    Many readers of this column have asked for suggestions on the best trees and shrubs to plant in landscaping their homes in this area. If you need large trees, there is nothing better than the native ponderosa pine, blue spruce and Douglas fir.

    However, the blue spruce and Douglas fir need a bit more water and do their best in a ravine on a north slope, while a ponderosa pine will grow on a south slope. All of these or any other trees will need extra water for the first two to three years until they become established.

  • Foothills offer plant...

    The various plant communities that make up part of any biological study are usually the most interesting part to me. I took my first course in ecology in the summer of 1937. At that time, ecology was considered a new science concerning the interrelationship between the many things found in a wildlife community.

  • Pasque flowers, hummingbirds...

    Spring in here! No matter how much more snow may still fall, spring is here. My friend and neighbor, Karel Buckley, called me on Monday evening, April 6, too late to make last week’s column, to tell me she had seen her first pasque flower in bloom on Sunday, April 5, and had heard her first hummingbird on the next day, Monday, April 6. These are the two species that people ask about and look for to establish the arrival of spring.

  • Wildflowers peek out through...

    Once more, I awakened to a white world. Yesterday, the landscape was offering green lawns in Lakewood and the foothills were starting to show green, small leaves just beginning to be seen between the dry gray-brown grasses. Snow overnight had changed this all to white again.

  • Woodpeckers make appearance at...

    Today brought both a hairy and downy woodpecker to the feeder outside my window. Although it is not a suet feeder, the black-oil sunflower seeds that were in the mixed seeds at the feeder seemed to meet their needs. The hairy and downy woodpeckers are often confused because they are similarly patterned, black-and-white woodpeckers, but they are very different in size.

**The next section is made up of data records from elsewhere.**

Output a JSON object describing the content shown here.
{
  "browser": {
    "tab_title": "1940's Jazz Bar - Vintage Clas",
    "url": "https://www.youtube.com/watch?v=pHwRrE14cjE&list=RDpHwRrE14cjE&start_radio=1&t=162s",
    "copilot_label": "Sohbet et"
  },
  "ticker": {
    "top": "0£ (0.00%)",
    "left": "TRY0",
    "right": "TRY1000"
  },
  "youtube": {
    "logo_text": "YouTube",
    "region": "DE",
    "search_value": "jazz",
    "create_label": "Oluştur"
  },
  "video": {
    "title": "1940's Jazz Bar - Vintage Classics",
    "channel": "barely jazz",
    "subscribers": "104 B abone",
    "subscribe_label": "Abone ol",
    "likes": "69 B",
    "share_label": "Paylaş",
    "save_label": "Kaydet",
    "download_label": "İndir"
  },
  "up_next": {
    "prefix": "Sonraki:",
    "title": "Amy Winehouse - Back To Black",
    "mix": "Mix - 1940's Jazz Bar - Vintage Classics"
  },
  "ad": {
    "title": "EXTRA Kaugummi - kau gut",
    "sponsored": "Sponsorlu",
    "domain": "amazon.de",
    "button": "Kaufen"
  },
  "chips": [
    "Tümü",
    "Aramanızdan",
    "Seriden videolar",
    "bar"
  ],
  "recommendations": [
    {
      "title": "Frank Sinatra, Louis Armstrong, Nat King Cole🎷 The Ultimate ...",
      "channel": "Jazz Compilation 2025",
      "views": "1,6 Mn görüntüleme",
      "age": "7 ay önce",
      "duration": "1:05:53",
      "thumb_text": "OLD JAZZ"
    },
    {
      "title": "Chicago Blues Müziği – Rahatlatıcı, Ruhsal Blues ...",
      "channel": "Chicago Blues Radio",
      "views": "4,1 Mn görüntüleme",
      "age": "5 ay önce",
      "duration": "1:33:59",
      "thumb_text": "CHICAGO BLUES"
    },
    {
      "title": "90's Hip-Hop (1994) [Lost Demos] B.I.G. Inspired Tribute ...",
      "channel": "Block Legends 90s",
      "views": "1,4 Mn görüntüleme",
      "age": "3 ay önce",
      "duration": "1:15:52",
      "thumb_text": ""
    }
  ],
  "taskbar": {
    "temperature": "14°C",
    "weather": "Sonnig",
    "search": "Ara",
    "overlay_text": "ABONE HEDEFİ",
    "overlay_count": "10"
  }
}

    Both birds are found widely spread across America, very much alike except in the Pacific Northwest, where the white on the birds are not a clean pure white but is instead more grayish-brownish white.

  • First spring migrants appear in...

    As March draws to a close, it feels more like spring every day. I love this time of year when winter slowly loses its grip on the land, and spring gets closer every day.

    Some days when the sky is blue and the temperature rises well above 60 degrees, you feel like spring is already here. Those of us who have lived here for awhile know better; we also know it may snow tomorrow, and it will be a long time still before Elk Meadow looks green instead of grayish-tan.

  • Many local trees from willow...

    The willow family, Salicaceae, contains many of the deciduous trees found locally. Most everyone has learned to recognize the quaking aspen, the trees that turn our falls into a golden splendor. These and a few others are in the genus populus.

  • Owls help keep rodent population...

    The great horned owl is probably the most common owl in the Evergreen area. A few of the smaller owls may be nearly as common during their brief breeding period, but the great horned owl is a permanent resident in local areas where adequate food and nesting sites are available.